Most Americans—and maybe even some carriers—don’t know the full story—or any story—about how the United States Postal Service endures pre-funding retirement benefit mandates from Congress, as well as other cost-drivers that have nothing to do with the digital age, electronic bill payments and multichannel communication trends. Nor do they know that both The White House and Congress spend these mandated monies on their own programs, even as the federal deficit spirals.
That’s why it’s easy to be indignant when some members of Congress, perhaps predictably, jumped onto the current appropriations bill (a continuing resolution to fund the government beyond March 27) with mandates for six-day delivery. Yet, one has to ask, where are the means for real relief from some of the costliest demands of the 2006 postal reform law? Making the Postal Service stick with Saturday delivery isn’t the action we need Congress to take.

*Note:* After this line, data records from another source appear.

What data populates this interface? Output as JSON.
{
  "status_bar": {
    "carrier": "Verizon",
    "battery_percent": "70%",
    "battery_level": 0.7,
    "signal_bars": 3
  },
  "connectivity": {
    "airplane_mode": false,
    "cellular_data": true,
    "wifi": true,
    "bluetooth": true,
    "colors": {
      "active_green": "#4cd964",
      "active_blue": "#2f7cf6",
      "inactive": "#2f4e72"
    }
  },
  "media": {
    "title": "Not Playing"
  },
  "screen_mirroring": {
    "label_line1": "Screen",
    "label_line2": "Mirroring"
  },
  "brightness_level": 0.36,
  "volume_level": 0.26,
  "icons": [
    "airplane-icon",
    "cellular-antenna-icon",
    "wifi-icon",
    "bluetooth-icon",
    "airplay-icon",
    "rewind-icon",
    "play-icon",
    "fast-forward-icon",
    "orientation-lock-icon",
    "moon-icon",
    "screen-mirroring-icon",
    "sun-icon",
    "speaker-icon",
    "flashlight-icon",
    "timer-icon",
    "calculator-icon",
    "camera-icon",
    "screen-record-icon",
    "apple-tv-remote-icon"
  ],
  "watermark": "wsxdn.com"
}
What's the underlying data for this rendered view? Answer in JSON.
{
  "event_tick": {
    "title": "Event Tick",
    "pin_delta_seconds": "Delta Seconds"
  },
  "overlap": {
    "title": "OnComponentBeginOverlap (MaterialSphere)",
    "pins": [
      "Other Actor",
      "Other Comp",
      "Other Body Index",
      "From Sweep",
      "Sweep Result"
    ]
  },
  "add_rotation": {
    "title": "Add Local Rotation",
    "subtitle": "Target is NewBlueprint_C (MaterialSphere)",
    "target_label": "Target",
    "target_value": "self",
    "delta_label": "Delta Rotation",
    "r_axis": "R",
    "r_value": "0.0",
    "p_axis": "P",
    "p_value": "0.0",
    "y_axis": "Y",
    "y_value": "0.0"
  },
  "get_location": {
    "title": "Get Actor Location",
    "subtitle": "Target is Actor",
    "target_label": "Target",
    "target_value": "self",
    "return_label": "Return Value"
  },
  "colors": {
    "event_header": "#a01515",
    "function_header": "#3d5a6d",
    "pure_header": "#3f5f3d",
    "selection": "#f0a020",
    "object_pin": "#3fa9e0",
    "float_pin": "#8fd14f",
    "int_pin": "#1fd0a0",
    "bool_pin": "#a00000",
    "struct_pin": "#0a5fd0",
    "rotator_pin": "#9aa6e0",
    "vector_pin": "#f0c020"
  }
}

Is it really enough, or correct, to just counter USPS management efforts to cut costs and right-size the network? Why not delve deeper into the ills that Congress and the Administration—both parties involved here—have heaped onto the Postal Service’s bottom line? Why not revisit real postal reform? How many more years must the Postal Service get squeezed, and default on payments, before Congress and the Obama (or next) Administration take seriously its cause, its future, its sustainability?
Late last month, National Public Radio discussed, in a piece regarding postal services around the globe, how these services are coping with lower demand of an increasingly electronic society: http://www.npr.org/templates/story/story.php?storyId=172932914
It’s funny how much of “Socialist” Europe already has privatized its posts (not that citizens or businesses are the better for it). On the other hand, it’s very serious to say our quasi-public U.S. Postal Service still runs the most efficient ship of all, universal delivery at a fair price, despite its tethers to political whims …
… and despite my “stealing” of expensive carrier street time! five-day or six-day delivery is a concern for many mailers—but it’s really not the most important postal operations issue that needs to be addressed.